• PROMPT
Please reproduce each of the entries below exactly as they appear.

----------------------------------------

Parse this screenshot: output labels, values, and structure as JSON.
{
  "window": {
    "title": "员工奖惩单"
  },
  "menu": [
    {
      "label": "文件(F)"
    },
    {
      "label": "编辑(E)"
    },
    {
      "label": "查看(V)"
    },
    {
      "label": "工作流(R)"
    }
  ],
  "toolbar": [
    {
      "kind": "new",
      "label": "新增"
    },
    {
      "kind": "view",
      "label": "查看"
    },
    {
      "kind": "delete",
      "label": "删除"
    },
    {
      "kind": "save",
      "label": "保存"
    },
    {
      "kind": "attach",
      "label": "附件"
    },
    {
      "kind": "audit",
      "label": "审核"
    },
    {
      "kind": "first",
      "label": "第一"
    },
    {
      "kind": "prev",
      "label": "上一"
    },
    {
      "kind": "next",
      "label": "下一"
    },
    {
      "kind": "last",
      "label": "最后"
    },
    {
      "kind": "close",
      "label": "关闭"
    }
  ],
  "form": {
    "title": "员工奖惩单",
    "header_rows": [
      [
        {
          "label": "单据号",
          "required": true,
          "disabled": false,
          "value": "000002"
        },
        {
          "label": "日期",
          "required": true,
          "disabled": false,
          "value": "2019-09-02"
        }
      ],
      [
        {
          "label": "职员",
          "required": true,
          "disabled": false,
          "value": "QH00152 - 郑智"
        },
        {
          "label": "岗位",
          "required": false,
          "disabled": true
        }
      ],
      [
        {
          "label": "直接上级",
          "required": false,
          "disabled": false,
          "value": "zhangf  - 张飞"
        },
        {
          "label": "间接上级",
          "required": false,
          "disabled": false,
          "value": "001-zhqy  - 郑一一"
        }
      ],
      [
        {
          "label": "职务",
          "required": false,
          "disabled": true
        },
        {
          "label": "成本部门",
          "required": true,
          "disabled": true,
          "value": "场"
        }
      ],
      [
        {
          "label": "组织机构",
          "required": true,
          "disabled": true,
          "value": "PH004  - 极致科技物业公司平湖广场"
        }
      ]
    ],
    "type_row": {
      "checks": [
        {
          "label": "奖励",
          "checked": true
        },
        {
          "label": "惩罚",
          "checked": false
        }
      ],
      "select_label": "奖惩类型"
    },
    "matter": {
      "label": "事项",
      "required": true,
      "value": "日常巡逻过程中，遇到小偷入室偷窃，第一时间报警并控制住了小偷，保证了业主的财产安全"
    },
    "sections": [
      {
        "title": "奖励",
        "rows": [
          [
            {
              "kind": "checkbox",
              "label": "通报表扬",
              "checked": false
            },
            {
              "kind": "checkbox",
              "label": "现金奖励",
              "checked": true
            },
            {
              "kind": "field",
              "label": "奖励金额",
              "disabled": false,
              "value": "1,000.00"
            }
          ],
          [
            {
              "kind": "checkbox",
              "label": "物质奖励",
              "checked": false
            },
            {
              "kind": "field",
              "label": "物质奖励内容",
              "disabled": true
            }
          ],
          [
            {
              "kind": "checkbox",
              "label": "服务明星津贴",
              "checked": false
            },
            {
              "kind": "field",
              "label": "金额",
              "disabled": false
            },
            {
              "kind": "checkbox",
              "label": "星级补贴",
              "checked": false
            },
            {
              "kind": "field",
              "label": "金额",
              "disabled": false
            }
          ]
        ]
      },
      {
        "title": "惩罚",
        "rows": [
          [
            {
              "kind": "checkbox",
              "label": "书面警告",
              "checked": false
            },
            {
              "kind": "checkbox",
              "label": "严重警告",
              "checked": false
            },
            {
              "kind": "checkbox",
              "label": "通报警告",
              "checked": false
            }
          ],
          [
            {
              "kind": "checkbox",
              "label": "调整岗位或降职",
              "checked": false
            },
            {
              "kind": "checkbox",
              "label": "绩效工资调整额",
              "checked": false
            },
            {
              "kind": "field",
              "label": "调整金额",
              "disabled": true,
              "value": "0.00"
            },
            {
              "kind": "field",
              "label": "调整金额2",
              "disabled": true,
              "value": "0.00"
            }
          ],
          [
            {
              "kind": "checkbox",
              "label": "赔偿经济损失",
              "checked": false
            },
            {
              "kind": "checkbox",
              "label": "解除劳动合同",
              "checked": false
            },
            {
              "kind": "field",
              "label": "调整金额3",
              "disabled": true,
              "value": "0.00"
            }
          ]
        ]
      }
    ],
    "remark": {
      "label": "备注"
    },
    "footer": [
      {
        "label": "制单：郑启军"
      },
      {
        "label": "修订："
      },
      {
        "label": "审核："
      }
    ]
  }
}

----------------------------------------

• RESPONSE
Parse this screenshot: output labels, values, and structure as JSON.
{
  "window": {
    "title": "员工奖惩单"
  },
  "menu": [
    {
      "label": "文件(F)"
    },
    {
      "label": "编辑(E)"
    },
    {
      "label": "查看(V)"
    },
    {
      "label": "工作流(R)"
    }
  ],
  "toolbar": [
    {
      "kind": "new",
      "label": "新增"
    },
    {
      "kind": "view",
      "label": "查看"
    },
    {
      "kind": "delete",
      "label": "删除"
    },
    {
      "kind": "save",
      "label": "保存"
    },
    {
      "kind": "attach",
      "label": "附件"
    },
    {
      "kind": "audit",
      "label": "审核"
    },
    {
      "kind": "first",
      "label": "第一"
    },
    {
      "kind": "prev",
      "label": "上一"
    },
    {
      "kind": "next",
      "label": "下一"
    },
    {
      "kind": "last",
      "label": "最后"
    },
    {
      "kind": "close",
      "label": "关闭"
    }
  ],
  "form": {
    "title": "员工奖惩单",
    "header_rows": [
      [
        {
          "label": "单据号",
          "required": true,
          "disabled": false,
          "value": "000002"
        },
        {
          "label": "日期",
          "required": true,
          "disabled": false,
          "value": "2019-09-02"
        }
      ],
      [
        {
          "label": "职员",
          "required": true,
          "disabled": false,
          "value": "QH00152 - 郑智"
        },
        {
          "label": "岗位",
          "required": false,
          "disabled": true
        }
      ],
      [
        {
          "label": "直接上级",
          "required": false,
          "disabled": false,
          "value": "zhangf  - 张飞"
        },
        {
          "label": "间接上级",
          "required": false,
          "disabled": false,
          "value": "001-zhqy  - 郑一一"
        }
      ],
      [
        {
          "label": "职务",
          "required": false,
          "disabled": true
        },
        {
          "label": "成本部门",
          "required": true,
          "disabled": true,
          "value": "场"
        }
      ],
      [
        {
          "label": "组织机构",
          "required": true,
          "disabled": true,
          "value": "PH004  - 极致科技物业公司平湖广场"
        }
      ]
    ],
    "type_row": {
      "checks": [
        {
          "label": "奖励",
          "checked": true
        },
        {
          "label": "惩罚",
          "checked": false
        }
      ],
      "select_label": "奖惩类型"
    },
    "matter": {
      "label": "事项",
      "required": true,
      "value": "日常巡逻过程中，遇到小偷入室偷窃，第一时间报警并控制住了小偷，保证了业主的财产安全"
    },
    "sections": [
      {
        "title": "奖励",
        "rows": [
          [
            {
              "kind": "checkbox",
              "label": "通报表扬",
              "checked": false
            },
            {
              "kind": "checkbox",
              "label": "现金奖励",
              "checked": true
            },
            {
              "kind": "field",
              "label": "奖励金额",
              "disabled": false,
              "value": "1,000.00"
            }
          ],
          [
            {
              "kind": "checkbox",
              "label": "物质奖励",
              "checked": false
            },
            {
              "kind": "field",
              "label": "物质奖励内容",
              "disabled": true
            }
          ],
          [
            {
              "kind": "checkbox",
              "label": "服务明星津贴",
              "checked": false
            },
            {
              "kind": "field",
              "label": "金额",
              "disabled": false
            },
            {
              "kind": "checkbox",
              "label": "星级补贴",
              "checked": false
            },
            {
              "kind": "field",
              "label": "金额",
              "disabled": false
            }
          ]
        ]
      },
      {
        "title": "惩罚",
        "rows": [
          [
            {
              "kind": "checkbox",
              "label": "书面警告",
              "checked": false
            },
            {
              "kind": "checkbox",
              "label": "严重警告",
              "checked": false
            },
            {
              "kind": "checkbox",
              "label": "通报警告",
              "checked": false
            }
          ],
          [
            {
              "kind": "checkbox",
              "label": "调整岗位或降职",
              "checked": false
            },
            {
              "kind": "checkbox",
              "label": "绩效工资调整额",
              "checked": false
            },
            {
              "kind": "field",
              "label": "调整金额",
              "disabled": true,
              "value": "0.00"
            },
            {
              "kind": "field",
              "label": "调整金额2",
              "disabled": true,
              "value": "0.00"
            }
          ],
          [
            {
              "kind": "checkbox",
              "label": "赔偿经济损失",
              "checked": false
            },
            {
              "kind": "checkbox",
              "label": "解除劳动合同",
              "checked": false
            },
            {
              "kind": "field",
              "label": "调整金额3",
              "disabled": true,
              "value": "0.00"
            }
          ]
        ]
      }
    ],
    "remark": {
      "label": "备注"
    },
    "footer": [
      {
        "label": "制单：郑启军"
      },
      {
        "label": "修订："
      },
      {
        "label": "审核："
      }
    ]
  }
}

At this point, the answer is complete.